** PROVIDED ENTRIES follows **
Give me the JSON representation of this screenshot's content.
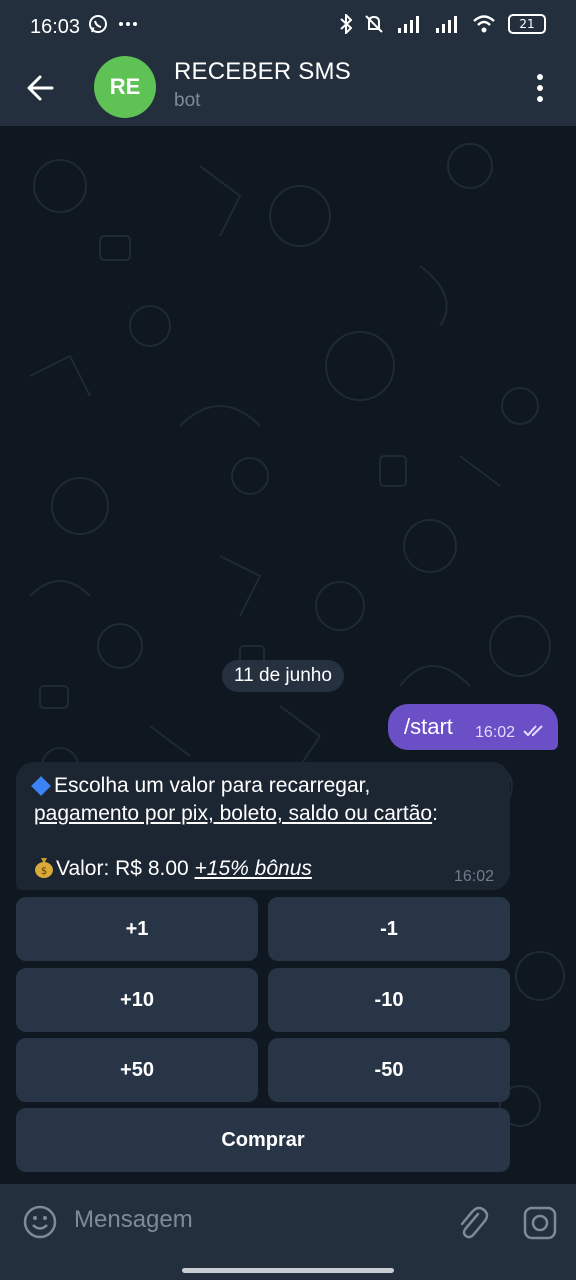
{
  "status_bar": {
    "time": "16:03",
    "battery": "21",
    "left_icons": [
      "whatsapp-icon",
      "more-dots-icon"
    ],
    "right_icons": [
      "bluetooth-icon",
      "mute-icon",
      "signal-icon",
      "signal-icon",
      "wifi-icon",
      "battery-icon"
    ]
  },
  "header": {
    "back_icon": "arrow-left-icon",
    "avatar_initials": "RE",
    "avatar_color": "#5fc254",
    "title": "RECEBER SMS",
    "subtitle": "bot",
    "menu_icon": "more-vertical-icon"
  },
  "chat": {
    "date_separator": "11 de junho",
    "outgoing": {
      "text": "/start",
      "time": "16:02",
      "bubble_color": "#6b4fc7"
    },
    "incoming": {
      "line1": "Escolha um valor para recarregar,",
      "line2": "pagamento por pix, boleto, saldo ou cartão",
      "line2_suffix": ":",
      "line3_prefix": "Valor: R$ 8.00 ",
      "line3_bonus": "+15% bônus",
      "time": "16:02"
    },
    "keyboard": {
      "plus1": "+1",
      "minus1": "-1",
      "plus10": "+10",
      "minus10": "-10",
      "plus50": "+50",
      "minus50": "-50",
      "buy": "Comprar"
    }
  },
  "input_bar": {
    "placeholder": "Mensagem",
    "icons": [
      "emoji-icon",
      "paperclip-icon",
      "camera-icon"
    ]
  }
}
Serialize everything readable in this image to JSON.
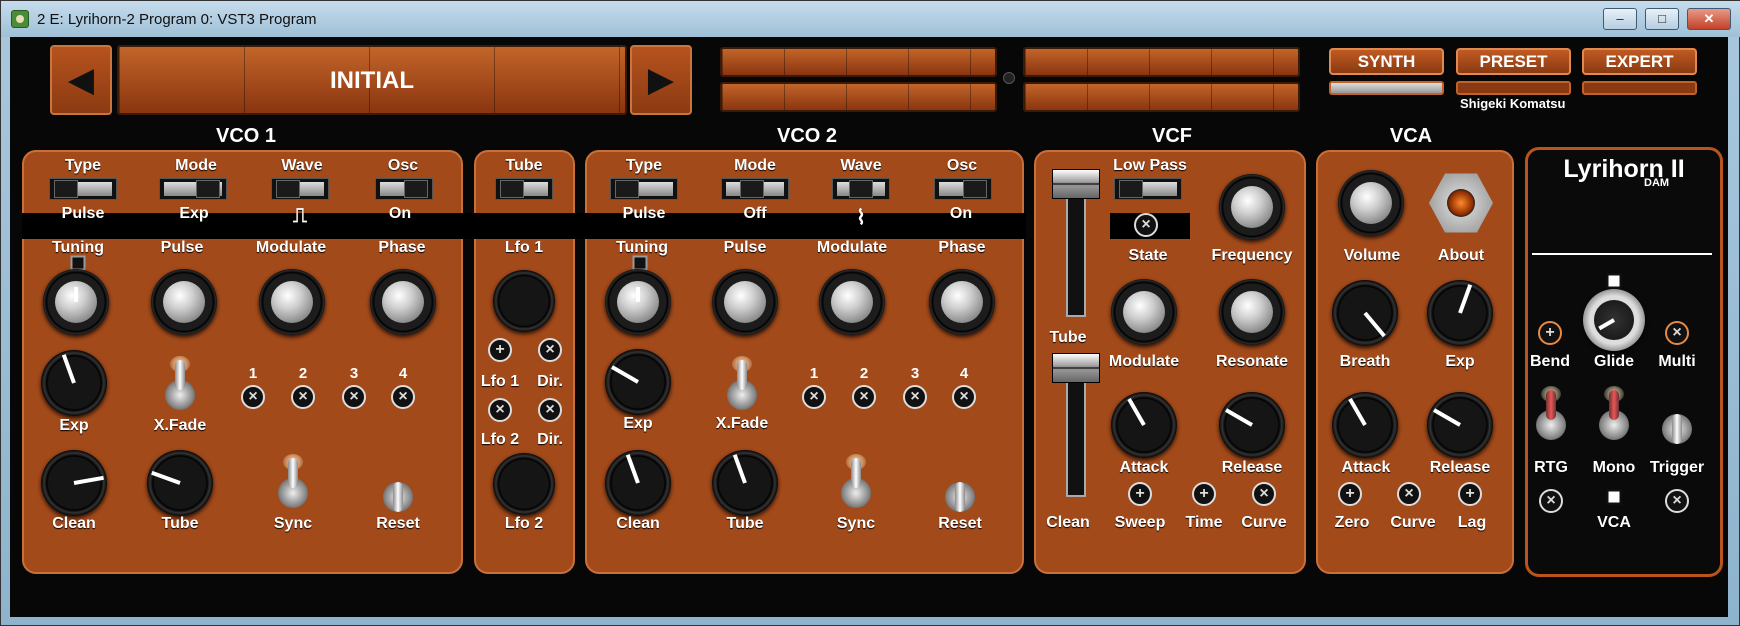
{
  "window": {
    "title": "2 E: Lyrihorn-2 Program 0: VST3 Program",
    "minimize": "–",
    "maximize": "□",
    "close": "✕"
  },
  "topbar": {
    "prev_icon": "◀",
    "next_icon": "▶",
    "patch_name": "INITIAL",
    "tabs": [
      "SYNTH",
      "PRESET",
      "EXPERT"
    ],
    "author": "Shigeki Komatsu"
  },
  "sections": {
    "vco1": "VCO 1",
    "vco2": "VCO 2",
    "vcf": "VCF",
    "vca": "VCA"
  },
  "vco1": {
    "switch_labels": [
      "Type",
      "Mode",
      "Wave",
      "Osc"
    ],
    "switch_values": [
      "Pulse",
      "Exp",
      "⎍",
      "On"
    ],
    "knob_labels": [
      "Tuning",
      "Pulse",
      "Modulate",
      "Phase"
    ],
    "exp": "Exp",
    "xfade": "X.Fade",
    "numbers": [
      "1",
      "2",
      "3",
      "4"
    ],
    "clean": "Clean",
    "tube": "Tube",
    "sync": "Sync",
    "reset": "Reset"
  },
  "tube": {
    "title": "Tube",
    "lfo1": "Lfo 1",
    "lfo1_label": "Lfo 1",
    "dir1": "Dir.",
    "lfo2_label": "Lfo 2",
    "dir2": "Dir.",
    "lfo2": "Lfo 2"
  },
  "vco2": {
    "switch_labels": [
      "Type",
      "Mode",
      "Wave",
      "Osc"
    ],
    "switch_values": [
      "Pulse",
      "Off",
      "⌇",
      "On"
    ],
    "knob_labels": [
      "Tuning",
      "Pulse",
      "Modulate",
      "Phase"
    ],
    "exp": "Exp",
    "xfade": "X.Fade",
    "numbers": [
      "1",
      "2",
      "3",
      "4"
    ],
    "clean": "Clean",
    "tube": "Tube",
    "sync": "Sync",
    "reset": "Reset"
  },
  "vcf": {
    "filter": "Low Pass",
    "state": "State",
    "frequency": "Frequency",
    "tube": "Tube",
    "modulate": "Modulate",
    "resonate": "Resonate",
    "attack": "Attack",
    "release": "Release",
    "clean": "Clean",
    "sweep": "Sweep",
    "time": "Time",
    "curve": "Curve"
  },
  "vca": {
    "volume": "Volume",
    "about": "About",
    "breath": "Breath",
    "exp": "Exp",
    "attack": "Attack",
    "release": "Release",
    "zero": "Zero",
    "curve": "Curve",
    "lag": "Lag"
  },
  "brand": {
    "name": "Lyrihorn II",
    "sub": "DAM",
    "bend": "Bend",
    "glide": "Glide",
    "multi": "Multi",
    "rtg": "RTG",
    "mono": "Mono",
    "trigger": "Trigger",
    "vca": "VCA"
  }
}
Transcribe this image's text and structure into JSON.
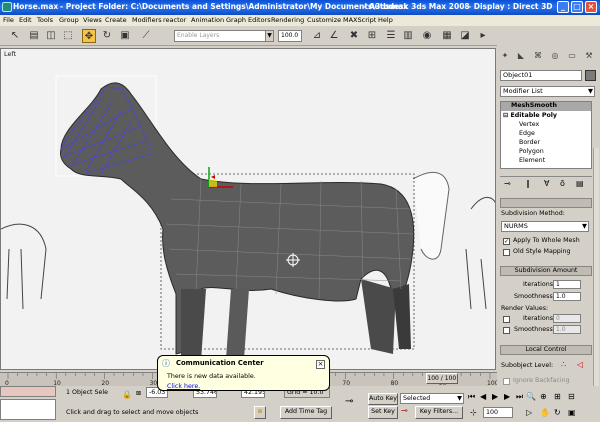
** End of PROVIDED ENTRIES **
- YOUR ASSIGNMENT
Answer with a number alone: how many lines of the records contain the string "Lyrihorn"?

- SOLUTION
2